For some years now, sustainability has been a key trend and driver in the business and marketing strategies for many food and beverage companies in the Asia Pacific region such as Coca-Cola and Nestle especially after China banned plastic waste imports in 2018.
One of the main initiatives across many of these that have this focus has generally been to cut down on the use of single-use plastic bottles and packaging – but experts say it is likely that ‘companies may resort to plastic packaging to combat the spread of the pandemic, putting the sustainability aspect in the back seat’ again.
“Single-use packaging, which has faced lots of criticism in recent years because of environmental concerns, might be seen as a better packaging alternative from a ‘hygiene’ point of view because of limited handling/access of the inner products,” said insights firm GlobalData’s Practice Head of Consumer Beverages Arvind Kaila.
“[This] may hurt sustainability goals sustainability goals set forth by governing bodies and businesses alike.”
One of the most likely places this will happen will be in China, which housed the first epicentre of the COVID-19 outbreak in Wuhan where the virus is believed to have originated from meat and seafood.
“Following the epidemic, the Chinese government is likely to enforce tighter regulations to change meat handling and distribution practices. Distributing meat in plastic packaging is likely to reduce the risk of a future outbreak but it may negate some of the progress made towards sustainability goals,” said Kaila.
India is also expected to see a rise in plastic packaging usage, especially with the recent nationwide lockdown increasing the need for more long-term food storage.
“[The] lockdown in India led to ‘panic stocking’ by consumers of all packaged food items, which will further drive plastic packaging in the near term,” Kaila added.
“[Understandably], these consumers’ views are likely to change for more hygiene-driven features in the short term, in which consumers may view disposable packaging as positive.”
Social distancing, e-commerce and disposable packaging
Social distancing has been advised by healthcare professionals across APAC in efforts to stop the spread of COVID-19 – which has meant that more food deliveries and takeaways have become the norm.
“The rise in food delivery and takeaway in the APAC region [will likely lead to] the adoption of disposable packaging gaining traction too,” he said.
“COVID-19 [also] appears likely to create a long-term effect for online retail - by persuading online-sceptic consumers to move spend away from physical stores in a bid to reduce time spent in public places”
“[It] is going to further drive the long-term growth of e-commerce as the unengaged consumer segments rely more on online shopping for day-to-day purchases during the isolation or quarantine period.
“This spurt in ecommerce industry will enable packaging providers to venture into untapped packaging markets and gain from it in the process.”
This is apparently not the first time that a disease outbreak has led to an e-commerce boost.

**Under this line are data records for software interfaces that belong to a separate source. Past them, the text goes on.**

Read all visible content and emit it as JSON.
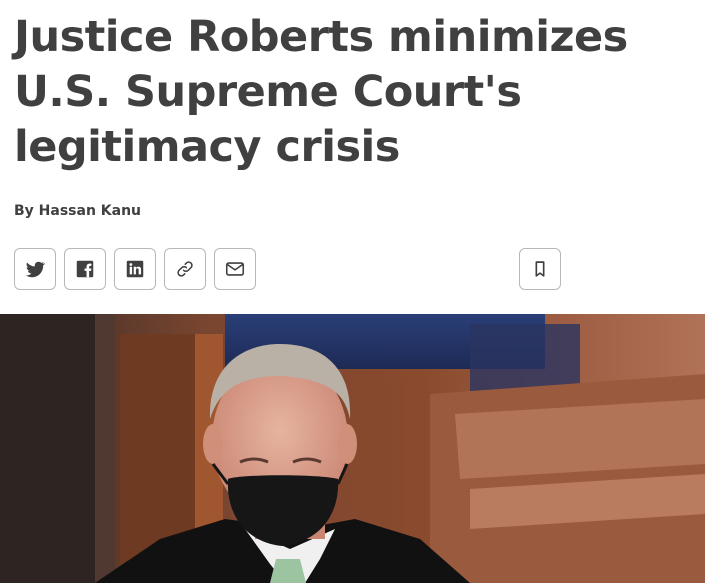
{
  "article": {
    "headline": "Justice Roberts minimizes U.S. Supreme Court's legitimacy crisis",
    "byline": "By Hassan Kanu"
  },
  "share_bar": {
    "buttons": [
      {
        "icon": "twitter-icon"
      },
      {
        "icon": "facebook-icon"
      },
      {
        "icon": "linkedin-icon"
      },
      {
        "icon": "link-icon"
      },
      {
        "icon": "email-icon"
      },
      {
        "icon": "bookmark-icon"
      }
    ]
  },
  "colors": {
    "headline_text": "#404040",
    "button_border": "#b8b8b8"
  }
}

The 2003 SARS outbreak has been credited with doing this for Chinese e-commerce, where Alibaba took the chance to build its Taobao platform, a cornerstone of its growth for the past 20 years.
“Major supermarkets in the APAC region are already experiencing unprecedented demand for online home delivery services. Bulk formats and packs suited to e-commerce distribution are already growing in popularity,” said Kaila.
“Packaging companies should take this opportunity to invest more in packaging research, design, innovation, and production practices adapted to e-commerce and optimise assets.”
Is plastic safer?
Unsurprisingly, environmental activists have protested claims that plastic food packaging is safer, and they may actually not be wrong.
According to a statement on the Break Free From Plastic website by non-profit organisation Upstream, disposable packaging is not safer than properly washed (with soap and hot water) reusable packaging.
“[Disposable packaging materials like plastic] are subject to whatever pathogens have settled on them from manufacture, transport, inventory stocking, and eventual use,” said Upstream.
“Coronavirus mainly spreads through coughs and sneezes, not your reusable water bottle or cup. –Just don’t let your water bottle directly touch the spigot, and be mindful about washing your hands after touching communal surfaces.”
Scientific research backs up some of these points: A recent UCLA study showed that the virus causing COVID-19 can remain on plastic surfaces for some two to three days, so if not properly cleaned before contact is made, may not be as safe as expected.
No concrete scientific data has yet been seen for the virus’ lifespan on reusable bags, but expert advice is to clean these thoroughly with soap, water, and/or disinfectant, similar to Upstream’s points.
So one way or the other, the safest way to proceed and keep food and groceries as hygienic as possible is likely still to observe proper cleaning protocol at higher levels of caution than usual, regardless of whether disposable or reusable packaging is used.
That said, Upstream still strongly believes that a better solution needs to be found.
“The coronavirus crisis is showing us that we don’t have the systems we need for reusable to-go, take-out, and food delivery. Because of this, there is likely to be an explosion of single-use products,” it added.
“[This] crisis is showing us that we need better systems for BYO and bulk shopping.”